The parish church is dedicated to Saint Guthlac. It was built or rebuilt in the 12th century and again in the 15th century.
Portions of the Rectory House consist, in part, of a building erected by the monks of Croyland in the 13th century. The monks had built a Priory on the east side of the church, later to become part of the Rectory House.
The church was restored and partially rebuilt in 1877-78.
The church seats about 400 people.
There is a photograph of St. Guthlac's Church on the Wendy PARKINSON Church Photos web site.
From John STEER: The reasons why the Market Deeping parish registers, as an older parish, only start from 1709 is explained by two comments to be found in the first surviving register before and after the burial entries. The hand writing and quality of the microfilmed copies mean that these comments are not completely legible. "Memorand - The old register book was very deficient Mr. Edmundson the late incumbent being blind some years before his death and the Parsonage House being very much out of repair so that I was obliged to live in town.

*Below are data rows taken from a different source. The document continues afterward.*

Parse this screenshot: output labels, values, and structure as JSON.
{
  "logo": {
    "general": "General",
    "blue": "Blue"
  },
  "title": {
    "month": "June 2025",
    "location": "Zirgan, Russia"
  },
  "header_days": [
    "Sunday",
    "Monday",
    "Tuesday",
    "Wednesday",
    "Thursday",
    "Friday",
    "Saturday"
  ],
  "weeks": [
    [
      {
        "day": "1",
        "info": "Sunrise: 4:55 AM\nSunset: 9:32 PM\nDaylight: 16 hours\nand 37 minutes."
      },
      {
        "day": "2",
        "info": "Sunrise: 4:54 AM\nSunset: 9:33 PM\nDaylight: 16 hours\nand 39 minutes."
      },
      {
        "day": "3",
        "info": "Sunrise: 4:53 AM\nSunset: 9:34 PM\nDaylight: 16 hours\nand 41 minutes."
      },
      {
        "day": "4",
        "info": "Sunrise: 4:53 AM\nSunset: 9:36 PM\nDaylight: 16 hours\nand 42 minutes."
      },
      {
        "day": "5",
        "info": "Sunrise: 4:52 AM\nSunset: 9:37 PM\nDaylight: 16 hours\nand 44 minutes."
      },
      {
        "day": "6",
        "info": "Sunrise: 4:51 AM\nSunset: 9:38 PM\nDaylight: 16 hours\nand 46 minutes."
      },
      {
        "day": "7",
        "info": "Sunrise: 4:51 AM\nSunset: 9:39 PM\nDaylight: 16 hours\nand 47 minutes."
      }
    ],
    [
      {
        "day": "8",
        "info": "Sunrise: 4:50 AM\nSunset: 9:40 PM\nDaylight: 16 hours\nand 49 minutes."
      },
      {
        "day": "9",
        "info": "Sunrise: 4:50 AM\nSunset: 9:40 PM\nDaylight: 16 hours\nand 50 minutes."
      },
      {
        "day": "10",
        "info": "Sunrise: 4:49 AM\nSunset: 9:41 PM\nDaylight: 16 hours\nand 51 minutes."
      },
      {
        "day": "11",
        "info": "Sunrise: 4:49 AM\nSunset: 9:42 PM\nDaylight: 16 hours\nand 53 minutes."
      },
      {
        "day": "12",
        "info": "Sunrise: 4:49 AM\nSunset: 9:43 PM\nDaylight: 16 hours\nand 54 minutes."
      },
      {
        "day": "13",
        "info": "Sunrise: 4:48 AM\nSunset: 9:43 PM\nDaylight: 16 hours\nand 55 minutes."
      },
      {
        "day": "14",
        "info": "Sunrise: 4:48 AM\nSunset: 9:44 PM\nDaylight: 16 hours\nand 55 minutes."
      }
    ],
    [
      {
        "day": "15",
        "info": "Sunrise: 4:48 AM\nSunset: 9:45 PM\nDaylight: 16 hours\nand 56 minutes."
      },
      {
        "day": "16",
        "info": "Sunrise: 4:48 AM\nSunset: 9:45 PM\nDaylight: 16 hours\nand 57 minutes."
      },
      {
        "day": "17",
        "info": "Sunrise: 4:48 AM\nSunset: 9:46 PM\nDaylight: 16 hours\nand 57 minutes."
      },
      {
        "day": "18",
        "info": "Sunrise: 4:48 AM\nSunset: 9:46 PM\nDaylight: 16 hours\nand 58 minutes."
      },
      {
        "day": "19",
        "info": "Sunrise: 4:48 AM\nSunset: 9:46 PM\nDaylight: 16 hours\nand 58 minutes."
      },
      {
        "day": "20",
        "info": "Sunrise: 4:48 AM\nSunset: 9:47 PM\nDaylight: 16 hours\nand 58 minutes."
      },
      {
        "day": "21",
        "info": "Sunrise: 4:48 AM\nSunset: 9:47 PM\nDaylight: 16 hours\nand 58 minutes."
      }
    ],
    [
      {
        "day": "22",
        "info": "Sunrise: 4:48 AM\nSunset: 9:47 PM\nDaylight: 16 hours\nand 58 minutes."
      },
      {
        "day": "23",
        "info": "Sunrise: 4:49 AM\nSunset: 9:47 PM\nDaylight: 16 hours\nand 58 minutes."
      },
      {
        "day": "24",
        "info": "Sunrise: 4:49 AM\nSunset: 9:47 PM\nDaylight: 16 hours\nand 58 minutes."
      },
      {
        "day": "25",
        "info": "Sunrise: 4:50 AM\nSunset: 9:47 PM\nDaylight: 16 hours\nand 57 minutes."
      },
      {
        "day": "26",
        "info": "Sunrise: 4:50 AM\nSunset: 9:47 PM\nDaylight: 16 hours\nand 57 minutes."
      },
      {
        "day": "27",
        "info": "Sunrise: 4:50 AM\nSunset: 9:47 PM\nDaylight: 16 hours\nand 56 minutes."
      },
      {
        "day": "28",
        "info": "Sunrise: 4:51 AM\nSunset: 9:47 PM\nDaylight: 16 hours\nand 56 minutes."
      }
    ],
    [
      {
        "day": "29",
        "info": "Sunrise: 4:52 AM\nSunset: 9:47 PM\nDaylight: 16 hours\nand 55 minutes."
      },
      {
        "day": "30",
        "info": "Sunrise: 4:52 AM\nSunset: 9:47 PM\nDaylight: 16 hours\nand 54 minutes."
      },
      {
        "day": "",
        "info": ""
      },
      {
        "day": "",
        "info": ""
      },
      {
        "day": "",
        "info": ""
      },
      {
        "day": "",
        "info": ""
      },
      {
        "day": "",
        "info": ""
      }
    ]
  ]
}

Several of my papers were lost in my removal and this register book not being bought till some time afterwards occasioned this (word unclear)(signed) Borradale Rect" "Memorandum - The former register Books were all torn in pieces by my Predecessor's wife, Mrs. Edmundson. A woman very (unclear word) her husband being blind by her means."
An Independent Chapel was built here around 1811. A Primitive Methodist chapel, built in 1876, graced the parish, as did a Wesleyan Methodist chapel (built in 1866). For information and assistance in researching these chapels, see our non-conformist religions page.
Market Deeping Methodist records are held at the Northants Record Office for 1898-1919.
Market Deeping is both an ancient market town and a parish lying 90 miles north of London and a few miles north of Peterborough. Deeping St. James parish lies to the southeast and Langtoft parish to the northwest. Northamptonshire lies to the south, just across the River Welland. The area is flat fenland, about 1,540 acres, drained by many small canals including the South Drove Drain.
Before 1870, the town was basically one long street lying on the north bank of the River Welland. In the early 1800s the town grew to the north toward Langtoft village. If you are planning a visit:
By automobile, the village lies at the junction of the A15 and A16 trunk roads.
There is a village website with local information and history, but no genealogy resources when last I looked.
Rex NEEDLE has some local colour at his Market Deeping web page. His site also includes a genealogy page.
Keith EVANS has a photograph of a Milestone on Geo-graph, taken in August, 2009.